++++ RECORDS FOR THIS EXERCISE ++++
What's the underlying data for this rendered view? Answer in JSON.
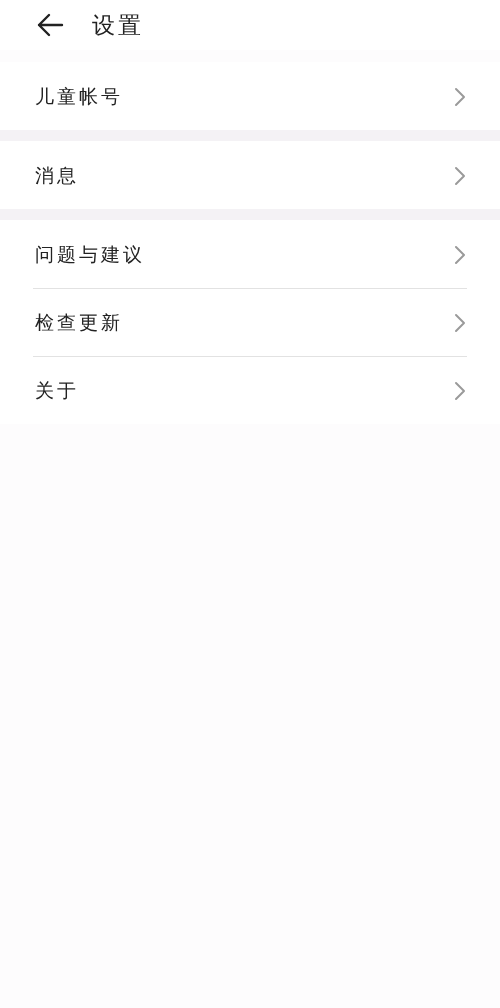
{
  "header": {
    "title": "设置"
  },
  "groups": [
    {
      "items": [
        {
          "label": "儿童帐号"
        }
      ]
    },
    {
      "items": [
        {
          "label": "消息"
        }
      ]
    },
    {
      "items": [
        {
          "label": "问题与建议"
        },
        {
          "label": "检查更新"
        },
        {
          "label": "关于"
        }
      ]
    }
  ]
}
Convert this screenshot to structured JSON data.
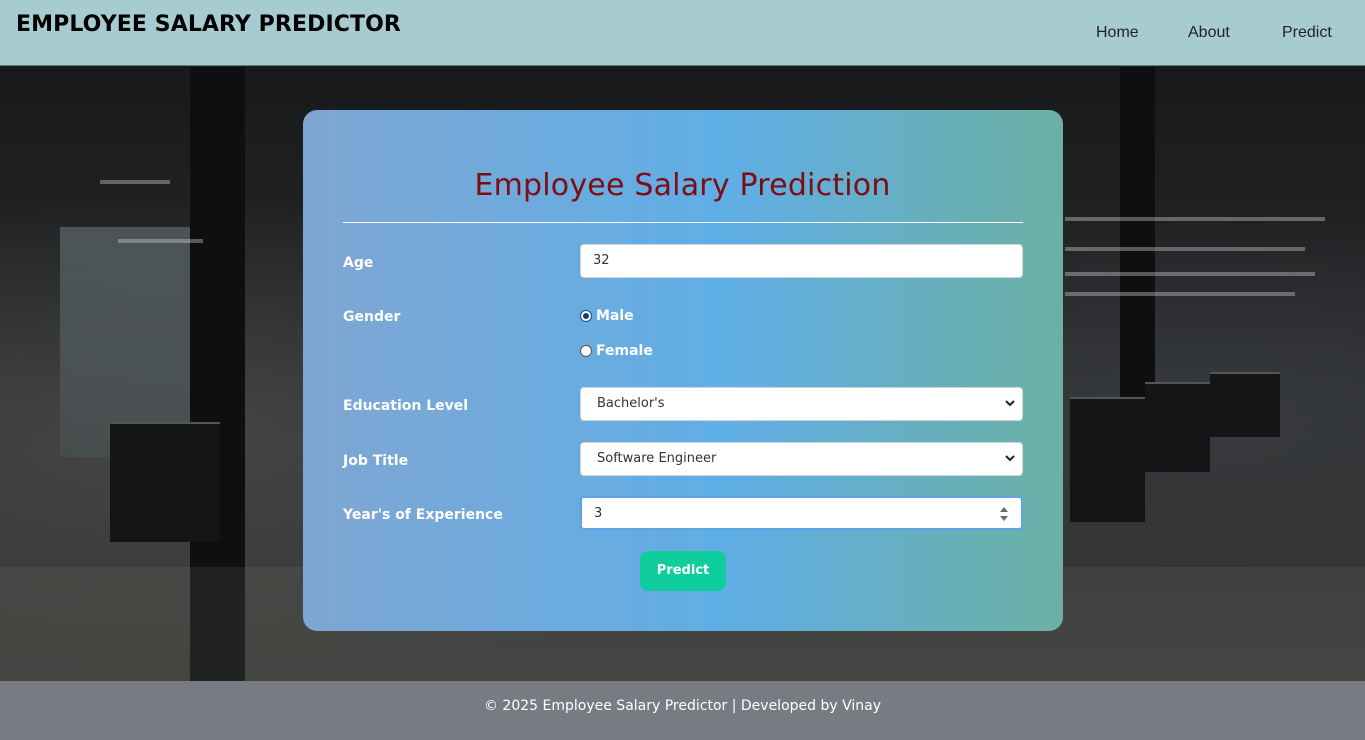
{
  "header": {
    "brand": "EMPLOYEE SALARY PREDICTOR",
    "nav": [
      {
        "label": "Home"
      },
      {
        "label": "About"
      },
      {
        "label": "Predict"
      }
    ]
  },
  "form": {
    "title": "Employee Salary Prediction",
    "age": {
      "label": "Age",
      "value": "32"
    },
    "gender": {
      "label": "Gender",
      "options": [
        {
          "label": "Male",
          "selected": true
        },
        {
          "label": "Female",
          "selected": false
        }
      ]
    },
    "education": {
      "label": "Education Level",
      "value": "Bachelor's"
    },
    "job_title": {
      "label": "Job Title",
      "value": "Software Engineer"
    },
    "experience": {
      "label": "Year's of Experience",
      "value": "3"
    },
    "submit_label": "Predict"
  },
  "footer": {
    "text": "© 2025 Employee Salary Predictor | Developed by Vinay"
  },
  "colors": {
    "header_bg": "#a6ccd2",
    "title": "#7c0d14",
    "button": "#0fcd9d",
    "footer_bg": "#777b82"
  },
  "icons": {
    "select_caret": "chevron-down-icon",
    "number_spinner": "spinner-arrows-icon"
  }
}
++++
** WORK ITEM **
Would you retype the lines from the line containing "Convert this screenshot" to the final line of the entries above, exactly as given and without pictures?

** RESULT OF THIS EXERCISE **
Convert this screenshot to structured JSON data.
{
  "header": {
    "brand": "EMPLOYEE SALARY PREDICTOR",
    "nav": [
      {
        "label": "Home"
      },
      {
        "label": "About"
      },
      {
        "label": "Predict"
      }
    ]
  },
  "form": {
    "title": "Employee Salary Prediction",
    "age": {
      "label": "Age",
      "value": "32"
    },
    "gender": {
      "label": "Gender",
      "options": [
        {
          "label": "Male",
          "selected": true
        },
        {
          "label": "Female",
          "selected": false
        }
      ]
    },
    "education": {
      "label": "Education Level",
      "value": "Bachelor's"
    },
    "job_title": {
      "label": "Job Title",
      "value": "Software Engineer"
    },
    "experience": {
      "label": "Year's of Experience",
      "value": "3"
    },
    "submit_label": "Predict"
  },
  "footer": {
    "text": "© 2025 Employee Salary Predictor | Developed by Vinay"
  },
  "colors": {
    "header_bg": "#a6ccd2",
    "title": "#7c0d14",
    "button": "#0fcd9d",
    "footer_bg": "#777b82"
  },
  "icons": {
    "select_caret": "chevron-down-icon",
    "number_spinner": "spinner-arrows-icon"
  }
}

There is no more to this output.